— BRIEF —
Report all lines from the entries below in which "Rules" appears.

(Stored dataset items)
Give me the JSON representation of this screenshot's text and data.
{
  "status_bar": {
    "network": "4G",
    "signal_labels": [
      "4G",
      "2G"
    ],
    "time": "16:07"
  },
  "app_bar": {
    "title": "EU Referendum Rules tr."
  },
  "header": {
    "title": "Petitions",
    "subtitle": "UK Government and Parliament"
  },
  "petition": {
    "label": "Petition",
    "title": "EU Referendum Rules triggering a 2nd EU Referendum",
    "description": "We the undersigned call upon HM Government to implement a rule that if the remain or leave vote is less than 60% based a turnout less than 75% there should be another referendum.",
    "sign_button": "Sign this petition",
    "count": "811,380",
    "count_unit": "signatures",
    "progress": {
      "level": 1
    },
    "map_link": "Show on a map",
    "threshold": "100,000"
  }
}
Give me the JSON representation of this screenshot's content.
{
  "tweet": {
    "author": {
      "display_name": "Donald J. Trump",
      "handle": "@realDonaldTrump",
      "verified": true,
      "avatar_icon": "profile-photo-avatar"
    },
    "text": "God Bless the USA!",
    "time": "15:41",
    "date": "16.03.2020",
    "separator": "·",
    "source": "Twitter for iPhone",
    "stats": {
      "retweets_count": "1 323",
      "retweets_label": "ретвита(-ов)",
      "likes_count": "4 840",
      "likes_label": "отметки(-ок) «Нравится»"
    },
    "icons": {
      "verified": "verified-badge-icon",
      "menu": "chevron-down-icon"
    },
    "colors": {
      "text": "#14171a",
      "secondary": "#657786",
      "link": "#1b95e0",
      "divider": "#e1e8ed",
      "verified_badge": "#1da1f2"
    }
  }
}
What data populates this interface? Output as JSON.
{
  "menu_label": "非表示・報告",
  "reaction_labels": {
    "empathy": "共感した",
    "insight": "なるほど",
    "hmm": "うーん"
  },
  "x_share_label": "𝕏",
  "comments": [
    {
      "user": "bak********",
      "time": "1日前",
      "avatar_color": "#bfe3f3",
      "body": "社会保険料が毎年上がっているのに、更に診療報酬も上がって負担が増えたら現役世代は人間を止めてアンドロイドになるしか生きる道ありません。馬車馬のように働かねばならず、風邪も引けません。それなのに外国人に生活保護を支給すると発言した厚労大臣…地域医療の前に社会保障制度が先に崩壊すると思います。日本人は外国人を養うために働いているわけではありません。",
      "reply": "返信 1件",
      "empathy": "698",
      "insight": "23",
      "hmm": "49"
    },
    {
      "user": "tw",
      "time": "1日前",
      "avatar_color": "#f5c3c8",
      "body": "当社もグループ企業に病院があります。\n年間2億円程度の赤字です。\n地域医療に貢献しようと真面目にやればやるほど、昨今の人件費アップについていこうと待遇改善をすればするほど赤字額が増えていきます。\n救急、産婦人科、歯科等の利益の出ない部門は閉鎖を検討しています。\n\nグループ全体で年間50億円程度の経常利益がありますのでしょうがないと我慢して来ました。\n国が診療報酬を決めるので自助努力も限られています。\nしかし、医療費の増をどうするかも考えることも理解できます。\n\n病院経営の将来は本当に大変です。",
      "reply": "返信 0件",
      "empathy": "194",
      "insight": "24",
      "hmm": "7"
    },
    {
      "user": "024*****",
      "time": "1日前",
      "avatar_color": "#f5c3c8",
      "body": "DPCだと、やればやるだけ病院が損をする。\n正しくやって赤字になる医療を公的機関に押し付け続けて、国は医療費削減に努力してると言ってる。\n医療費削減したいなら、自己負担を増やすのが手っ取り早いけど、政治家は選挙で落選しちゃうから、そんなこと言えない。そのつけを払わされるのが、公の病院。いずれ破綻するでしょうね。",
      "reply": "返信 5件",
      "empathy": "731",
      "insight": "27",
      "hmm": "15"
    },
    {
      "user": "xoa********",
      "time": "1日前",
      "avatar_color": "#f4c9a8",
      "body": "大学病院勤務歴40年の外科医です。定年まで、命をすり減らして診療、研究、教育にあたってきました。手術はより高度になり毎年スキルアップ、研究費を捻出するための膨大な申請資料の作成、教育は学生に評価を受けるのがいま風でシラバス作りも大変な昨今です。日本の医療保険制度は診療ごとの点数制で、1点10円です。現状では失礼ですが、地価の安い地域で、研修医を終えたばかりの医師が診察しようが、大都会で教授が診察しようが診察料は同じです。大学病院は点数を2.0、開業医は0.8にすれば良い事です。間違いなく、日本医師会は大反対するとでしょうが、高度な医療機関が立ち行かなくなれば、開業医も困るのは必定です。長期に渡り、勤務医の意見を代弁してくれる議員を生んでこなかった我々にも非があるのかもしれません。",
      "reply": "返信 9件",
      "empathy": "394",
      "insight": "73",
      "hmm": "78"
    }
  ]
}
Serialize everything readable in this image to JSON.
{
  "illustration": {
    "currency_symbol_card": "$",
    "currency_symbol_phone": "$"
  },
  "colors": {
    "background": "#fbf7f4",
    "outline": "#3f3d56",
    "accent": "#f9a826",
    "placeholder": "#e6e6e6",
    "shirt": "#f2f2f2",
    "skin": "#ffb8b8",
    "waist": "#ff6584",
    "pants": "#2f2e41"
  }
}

— TASK SOLUTION —
    "title": "EU Referendum Rules tr."
    "title": "EU Referendum Rules triggering a 2nd EU Referendum",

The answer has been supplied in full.